Lice-Filled Dinosaur Feathers Found Trapped in 100-Million-Year-Old Amber
by Brian Handwerk/Smithsonian.com
Anyone who’s had to deal with a lice infestation knows how annoying the persistent little pests can be. But humans are far from the first animals to suffer at the expense of these hair- and feather-inhabiting parasites. As far back as the Cretaceous period, insects that resemble modern lice lived and fed on the bodies of dinosaurs.

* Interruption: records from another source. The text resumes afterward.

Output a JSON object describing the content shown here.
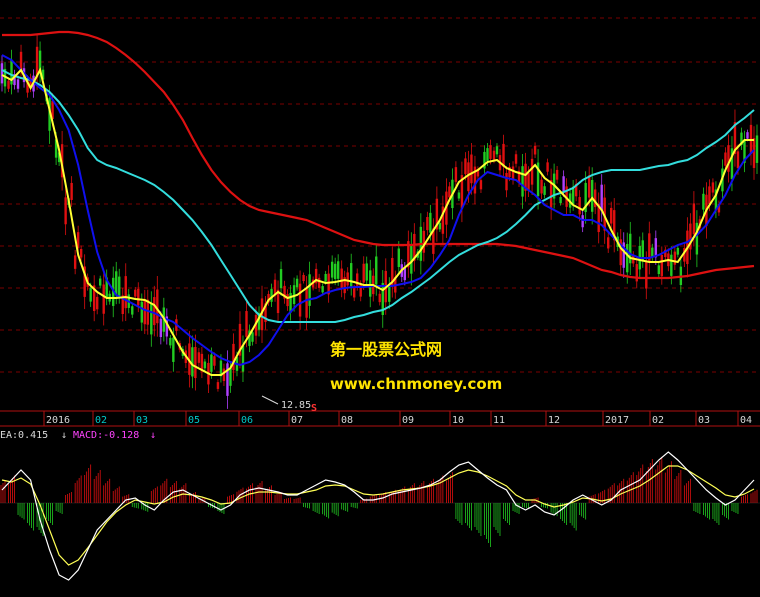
{
  "chart_data": [
    {
      "type": "candlestick",
      "x_ticks": [
        {
          "label": "2016",
          "color": "#d8d8d8"
        },
        {
          "label": "02",
          "color": "#00c8c8"
        },
        {
          "label": "03",
          "color": "#00c8c8"
        },
        {
          "label": "05",
          "color": "#00c8c8"
        },
        {
          "label": "06",
          "color": "#00c8c8"
        },
        {
          "label": "07",
          "color": "#d8d8d8"
        },
        {
          "label": "08",
          "color": "#d8d8d8"
        },
        {
          "label": "09",
          "color": "#d8d8d8"
        },
        {
          "label": "10",
          "color": "#d8d8d8"
        },
        {
          "label": "11",
          "color": "#d8d8d8"
        },
        {
          "label": "12",
          "color": "#d8d8d8"
        },
        {
          "label": "2017",
          "color": "#d8d8d8"
        },
        {
          "label": "02",
          "color": "#d8d8d8"
        },
        {
          "label": "03",
          "color": "#d8d8d8"
        },
        {
          "label": "04",
          "color": "#d8d8d8"
        }
      ],
      "low_marker": {
        "label": "12.85",
        "flag": "S"
      },
      "ma_lines": {
        "yellow": [
          75,
          80,
          70,
          88,
          70,
          110,
          150,
          200,
          255,
          283,
          292,
          298,
          298,
          297,
          299,
          300,
          305,
          318,
          335,
          352,
          365,
          370,
          375,
          375,
          368,
          350,
          335,
          318,
          300,
          292,
          298,
          295,
          288,
          280,
          283,
          282,
          280,
          282,
          285,
          285,
          290,
          282,
          270,
          262,
          250,
          235,
          220,
          200,
          182,
          175,
          170,
          162,
          160,
          168,
          172,
          175,
          165,
          178,
          185,
          195,
          205,
          210,
          198,
          210,
          230,
          248,
          258,
          260,
          262,
          262,
          260,
          262,
          248,
          232,
          210,
          195,
          170,
          150,
          140,
          140
        ],
        "blue": [
          55,
          60,
          70,
          80,
          88,
          95,
          110,
          130,
          165,
          210,
          252,
          280,
          295,
          300,
          305,
          310,
          313,
          318,
          322,
          330,
          338,
          345,
          352,
          358,
          362,
          365,
          362,
          355,
          345,
          330,
          315,
          305,
          300,
          298,
          293,
          290,
          288,
          287,
          287,
          286,
          286,
          286,
          284,
          282,
          278,
          268,
          255,
          240,
          215,
          195,
          180,
          172,
          175,
          178,
          180,
          188,
          195,
          205,
          210,
          215,
          215,
          220,
          220,
          225,
          235,
          245,
          254,
          258,
          258,
          255,
          250,
          245,
          242,
          235,
          225,
          210,
          195,
          175,
          160,
          150
        ],
        "cyan": [
          70,
          75,
          78,
          80,
          85,
          92,
          102,
          115,
          130,
          148,
          160,
          165,
          168,
          172,
          176,
          180,
          185,
          192,
          200,
          210,
          220,
          232,
          245,
          260,
          275,
          290,
          305,
          315,
          320,
          322,
          322,
          322,
          322,
          322,
          322,
          322,
          320,
          317,
          315,
          312,
          310,
          305,
          298,
          292,
          285,
          278,
          270,
          262,
          255,
          250,
          245,
          242,
          238,
          232,
          224,
          215,
          205,
          200,
          195,
          192,
          188,
          180,
          175,
          172,
          170,
          170,
          170,
          170,
          168,
          166,
          165,
          162,
          160,
          155,
          148,
          142,
          135,
          125,
          118,
          110
        ],
        "red": [
          35,
          35,
          35,
          35,
          34,
          33,
          32,
          32,
          33,
          35,
          38,
          42,
          48,
          55,
          63,
          72,
          82,
          92,
          105,
          120,
          138,
          155,
          170,
          182,
          192,
          200,
          206,
          210,
          212,
          214,
          216,
          218,
          220,
          224,
          228,
          232,
          236,
          240,
          242,
          244,
          245,
          245,
          245,
          245,
          244,
          244,
          244,
          244,
          244,
          244,
          244,
          244,
          244,
          245,
          246,
          248,
          250,
          252,
          254,
          256,
          258,
          262,
          266,
          270,
          272,
          275,
          277,
          278,
          278,
          278,
          278,
          277,
          276,
          274,
          272,
          270,
          269,
          268,
          267,
          266
        ]
      },
      "price_range_px": "plotted in screen units",
      "indicator": {
        "dea_label": "EA:0.415",
        "macd_label": "MACD:-0.128",
        "arrow": "↓",
        "dif": [
          490,
          480,
          470,
          480,
          520,
          550,
          575,
          580,
          570,
          550,
          530,
          520,
          510,
          500,
          498,
          505,
          510,
          500,
          492,
          490,
          495,
          500,
          505,
          510,
          505,
          495,
          490,
          488,
          490,
          492,
          495,
          495,
          490,
          485,
          480,
          482,
          485,
          492,
          500,
          500,
          498,
          494,
          492,
          490,
          488,
          485,
          480,
          472,
          465,
          462,
          470,
          478,
          485,
          490,
          505,
          510,
          505,
          512,
          515,
          508,
          500,
          495,
          500,
          505,
          500,
          490,
          485,
          480,
          470,
          460,
          452,
          460,
          470,
          480,
          490,
          498,
          505,
          500,
          490,
          480
        ],
        "dea": [
          480,
          482,
          478,
          484,
          505,
          530,
          555,
          565,
          560,
          548,
          535,
          522,
          512,
          505,
          500,
          502,
          504,
          502,
          497,
          494,
          495,
          497,
          500,
          504,
          503,
          498,
          494,
          492,
          492,
          493,
          494,
          494,
          492,
          490,
          486,
          485,
          486,
          490,
          494,
          495,
          494,
          492,
          490,
          489,
          488,
          486,
          483,
          478,
          473,
          470,
          472,
          476,
          481,
          486,
          495,
          500,
          500,
          504,
          507,
          505,
          502,
          498,
          499,
          501,
          499,
          494,
          490,
          486,
          480,
          473,
          466,
          466,
          470,
          476,
          482,
          488,
          495,
          497,
          494,
          489
        ],
        "hist": [
          20,
          25,
          -15,
          -25,
          -30,
          -20,
          -10,
          10,
          25,
          35,
          30,
          22,
          15,
          8,
          -5,
          -8,
          15,
          22,
          20,
          18,
          10,
          5,
          -5,
          -10,
          8,
          14,
          18,
          20,
          16,
          10,
          5,
          5,
          -5,
          -10,
          -14,
          -12,
          -8,
          -5,
          4,
          8,
          10,
          12,
          15,
          18,
          20,
          22,
          25,
          28,
          -20,
          -25,
          -30,
          -40,
          -30,
          -20,
          -10,
          -5,
          5,
          -5,
          -12,
          -20,
          -25,
          -15,
          8,
          12,
          18,
          22,
          28,
          35,
          40,
          42,
          38,
          30,
          22,
          -10,
          -15,
          -20,
          -15,
          -10,
          8,
          12
        ]
      }
    }
  ],
  "watermark": {
    "line1": "第一股票公式网",
    "line2": "www.chnmoney.com"
  },
  "colors": {
    "background": "#000000",
    "grid": "#7a0000",
    "ma_yellow": "#ffff33",
    "ma_blue": "#1010ee",
    "ma_cyan": "#33dddd",
    "ma_red": "#dd1111",
    "candle_up": "#e01010",
    "candle_down": "#22cc22",
    "candle_cool": "#b040ff",
    "axis_bar": "#b01010",
    "indicator_label": "#d8d8d8",
    "macd_label": "#ff44ff"
  }
}
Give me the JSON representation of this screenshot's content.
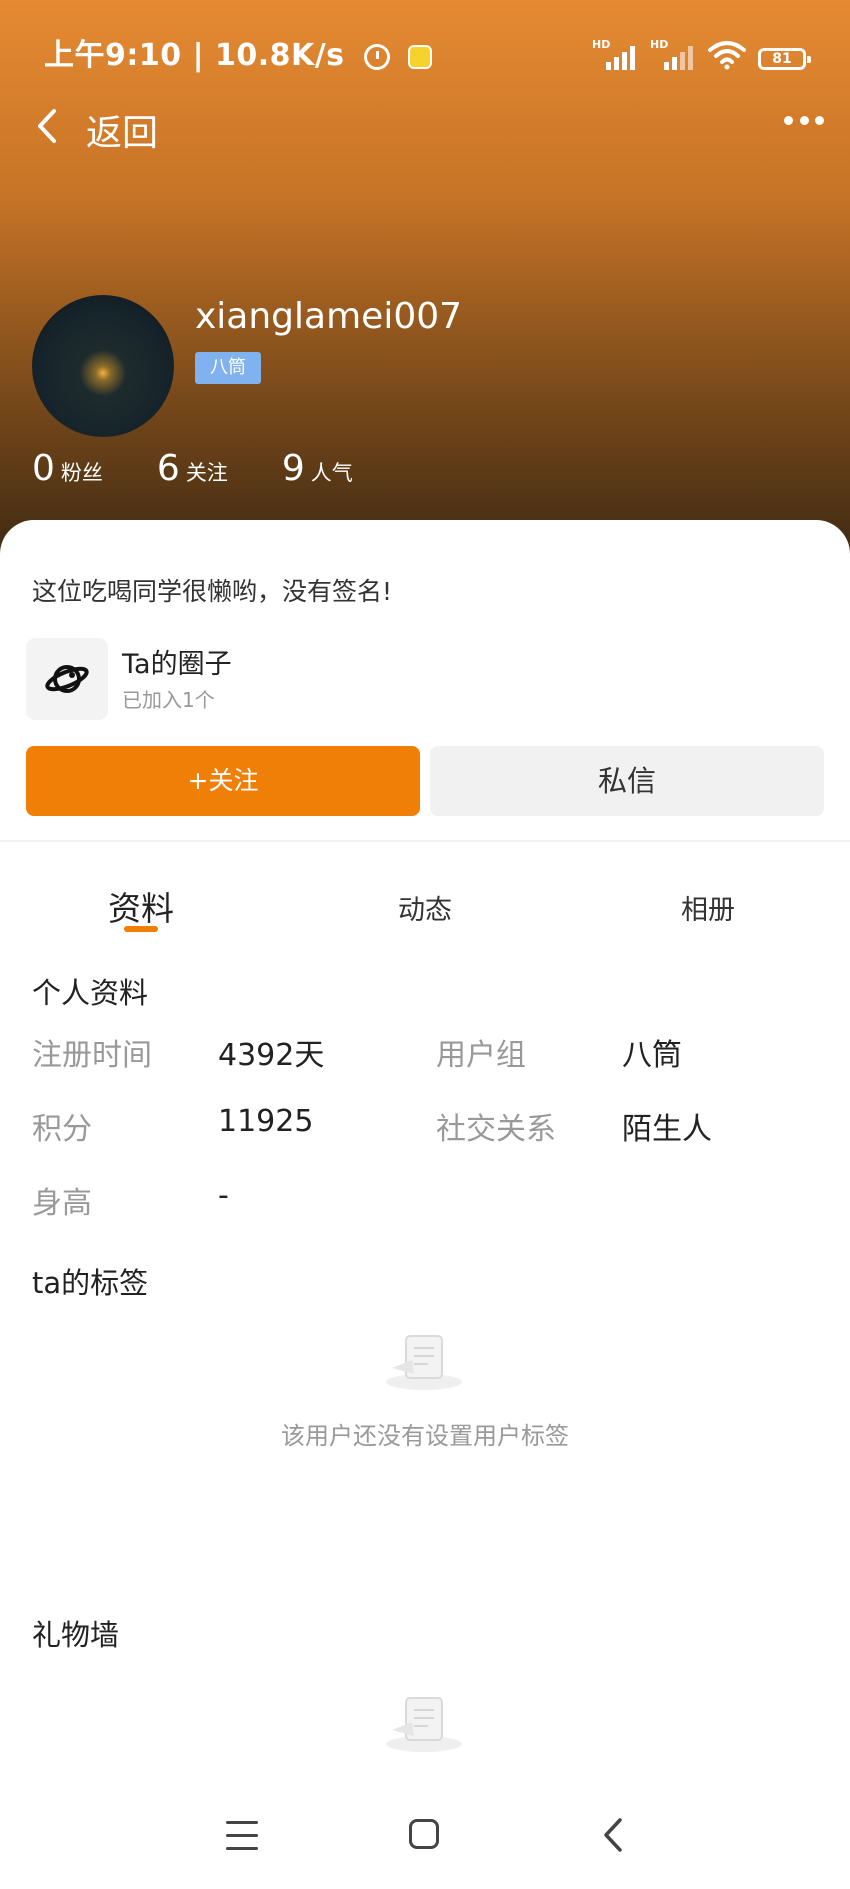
{
  "status_bar": {
    "time_speed": "上午9:10 | 10.8K/s",
    "signal1_label": "HD",
    "signal2_label": "HD",
    "battery": "81",
    "icons": [
      "alarm-icon",
      "app-notification-icon",
      "signal-icon",
      "wifi-icon",
      "battery-icon"
    ]
  },
  "nav": {
    "back_label": "返回",
    "more_icon": "more-dots-icon"
  },
  "profile": {
    "username": "xianglamei007",
    "badge": "八筒",
    "stats": [
      {
        "num": "0",
        "label": "粉丝"
      },
      {
        "num": "6",
        "label": "关注"
      },
      {
        "num": "9",
        "label": "人气"
      }
    ],
    "signature": "这位吃喝同学很懒哟，没有签名!",
    "circle": {
      "title": "Ta的圈子",
      "subtitle": "已加入1个"
    }
  },
  "actions": {
    "follow": "+关注",
    "message": "私信"
  },
  "tabs": [
    "资料",
    "动态",
    "相册"
  ],
  "personal_info": {
    "title": "个人资料",
    "rows": [
      {
        "label": "注册时间",
        "value": "4392天"
      },
      {
        "label": "用户组",
        "value": "八筒"
      },
      {
        "label": "积分",
        "value": "11925"
      },
      {
        "label": "社交关系",
        "value": "陌生人"
      },
      {
        "label": "身高",
        "value": "-"
      }
    ]
  },
  "tags": {
    "title": "ta的标签",
    "empty_text": "该用户还没有设置用户标签"
  },
  "gifts": {
    "title": "礼物墙"
  },
  "colors": {
    "accent": "#f07f08",
    "header_top": "#e58a33",
    "header_bottom": "#3d2912",
    "badge": "#7fb2ee"
  }
}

While dinosaurs may garner an outsized share of attention, the tiny prehistoric pests and parasites that lived on them are a particular specialty of Shih and colleagues at Capital Normal University (CNU) in Beijing. The scientists are fascinated by insects that spent their lives sucking the blood, or gnawing the skin, hair and feathers of their much larger hosts. Though small in scope, parasitic insects have caused enormous suffering by spreading modern diseases like the plague and typhus.
Carol graduated from Riverside White Cross School of Nursing in Columbus, Ohio and received her diploma as a registered nurse. She attended Bowling Green State University where she received a Bachelor of Arts Degree in History and Literature. She attended the University of Toledo, College of Nursing, and received a Master’s of Nursing Science Degree as an Educator.
She has traveled extensively, is a photographer, and writes on medical issues. Carol has three children RJ, Katherine, and Stephen – one daughter-in-law; Katie – two granddaughters; Isabella Marianna and Zoe Olivia – and one grandson, Alexander Paul. She also shares her life with her husband Gordon Duff, many cats, and two rescues.